WHAT THE TASK ASKS:
For the data that follows, give the number of lines in which "title" appears. Add nothing to it.

TASK MATERIAL:
★ ★ ★ ★ ★ ★ ★

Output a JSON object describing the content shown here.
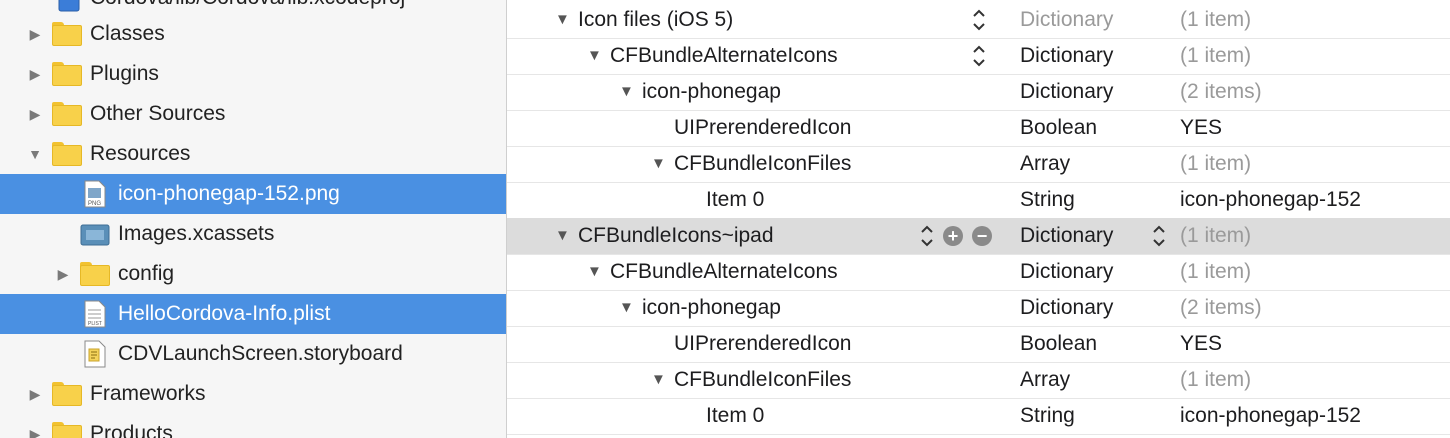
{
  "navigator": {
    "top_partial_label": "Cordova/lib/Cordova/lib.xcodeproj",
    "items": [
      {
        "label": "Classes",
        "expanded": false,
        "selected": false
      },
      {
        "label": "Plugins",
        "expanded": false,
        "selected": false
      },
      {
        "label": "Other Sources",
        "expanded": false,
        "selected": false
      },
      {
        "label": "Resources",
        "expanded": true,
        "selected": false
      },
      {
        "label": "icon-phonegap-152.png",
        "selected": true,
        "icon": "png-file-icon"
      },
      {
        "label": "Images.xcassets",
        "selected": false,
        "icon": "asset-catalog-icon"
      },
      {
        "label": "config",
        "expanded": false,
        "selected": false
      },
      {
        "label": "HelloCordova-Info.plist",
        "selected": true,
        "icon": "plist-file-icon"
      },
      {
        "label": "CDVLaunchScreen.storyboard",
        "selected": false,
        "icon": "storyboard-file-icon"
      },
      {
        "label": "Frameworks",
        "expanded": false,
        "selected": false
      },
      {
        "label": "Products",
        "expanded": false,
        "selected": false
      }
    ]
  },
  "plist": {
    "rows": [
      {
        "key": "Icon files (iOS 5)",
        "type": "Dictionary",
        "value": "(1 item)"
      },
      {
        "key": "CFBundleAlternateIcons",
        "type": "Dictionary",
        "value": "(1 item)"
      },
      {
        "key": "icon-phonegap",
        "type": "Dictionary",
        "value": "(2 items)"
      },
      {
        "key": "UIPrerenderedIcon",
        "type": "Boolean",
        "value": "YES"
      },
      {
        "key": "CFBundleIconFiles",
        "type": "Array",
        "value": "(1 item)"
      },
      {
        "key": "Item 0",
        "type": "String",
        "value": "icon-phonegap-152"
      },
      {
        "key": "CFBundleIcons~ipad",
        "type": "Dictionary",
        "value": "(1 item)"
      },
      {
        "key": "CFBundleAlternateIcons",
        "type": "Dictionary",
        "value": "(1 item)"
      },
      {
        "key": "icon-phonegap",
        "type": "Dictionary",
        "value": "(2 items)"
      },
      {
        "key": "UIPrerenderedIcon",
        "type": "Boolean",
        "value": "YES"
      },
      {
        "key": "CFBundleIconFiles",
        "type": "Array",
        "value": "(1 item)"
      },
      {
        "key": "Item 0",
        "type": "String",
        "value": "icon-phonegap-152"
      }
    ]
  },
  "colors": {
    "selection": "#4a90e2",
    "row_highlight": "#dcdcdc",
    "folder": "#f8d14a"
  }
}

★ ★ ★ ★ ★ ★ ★

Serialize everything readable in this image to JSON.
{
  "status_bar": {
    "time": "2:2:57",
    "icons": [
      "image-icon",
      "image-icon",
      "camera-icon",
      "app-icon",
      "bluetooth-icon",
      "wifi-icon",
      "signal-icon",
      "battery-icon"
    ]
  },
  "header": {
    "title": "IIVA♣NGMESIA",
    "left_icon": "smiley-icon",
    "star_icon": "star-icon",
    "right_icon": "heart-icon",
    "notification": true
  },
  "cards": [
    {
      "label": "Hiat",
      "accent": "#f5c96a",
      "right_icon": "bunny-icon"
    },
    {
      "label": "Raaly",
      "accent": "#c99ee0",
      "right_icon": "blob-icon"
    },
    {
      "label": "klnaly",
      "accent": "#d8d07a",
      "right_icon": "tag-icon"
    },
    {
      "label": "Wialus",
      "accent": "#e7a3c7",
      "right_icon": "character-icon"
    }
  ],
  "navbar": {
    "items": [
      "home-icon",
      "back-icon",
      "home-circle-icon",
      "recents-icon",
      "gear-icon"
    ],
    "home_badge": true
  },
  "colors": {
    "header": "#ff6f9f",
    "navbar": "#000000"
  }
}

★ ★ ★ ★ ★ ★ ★

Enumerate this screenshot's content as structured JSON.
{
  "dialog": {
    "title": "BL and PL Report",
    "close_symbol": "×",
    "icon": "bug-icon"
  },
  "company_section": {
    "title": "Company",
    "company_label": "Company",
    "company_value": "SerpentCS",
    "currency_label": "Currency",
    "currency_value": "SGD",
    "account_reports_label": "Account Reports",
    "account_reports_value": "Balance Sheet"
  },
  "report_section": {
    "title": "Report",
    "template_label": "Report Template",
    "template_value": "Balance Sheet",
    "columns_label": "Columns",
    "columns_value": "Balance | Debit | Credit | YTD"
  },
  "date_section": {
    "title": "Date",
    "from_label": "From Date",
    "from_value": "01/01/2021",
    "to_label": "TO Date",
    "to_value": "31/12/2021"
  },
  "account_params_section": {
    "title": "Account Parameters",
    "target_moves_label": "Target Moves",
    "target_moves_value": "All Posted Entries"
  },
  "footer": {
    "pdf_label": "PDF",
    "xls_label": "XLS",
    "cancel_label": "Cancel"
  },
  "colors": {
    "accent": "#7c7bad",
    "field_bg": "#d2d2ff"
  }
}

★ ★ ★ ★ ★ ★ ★

ANSWER BOX:
6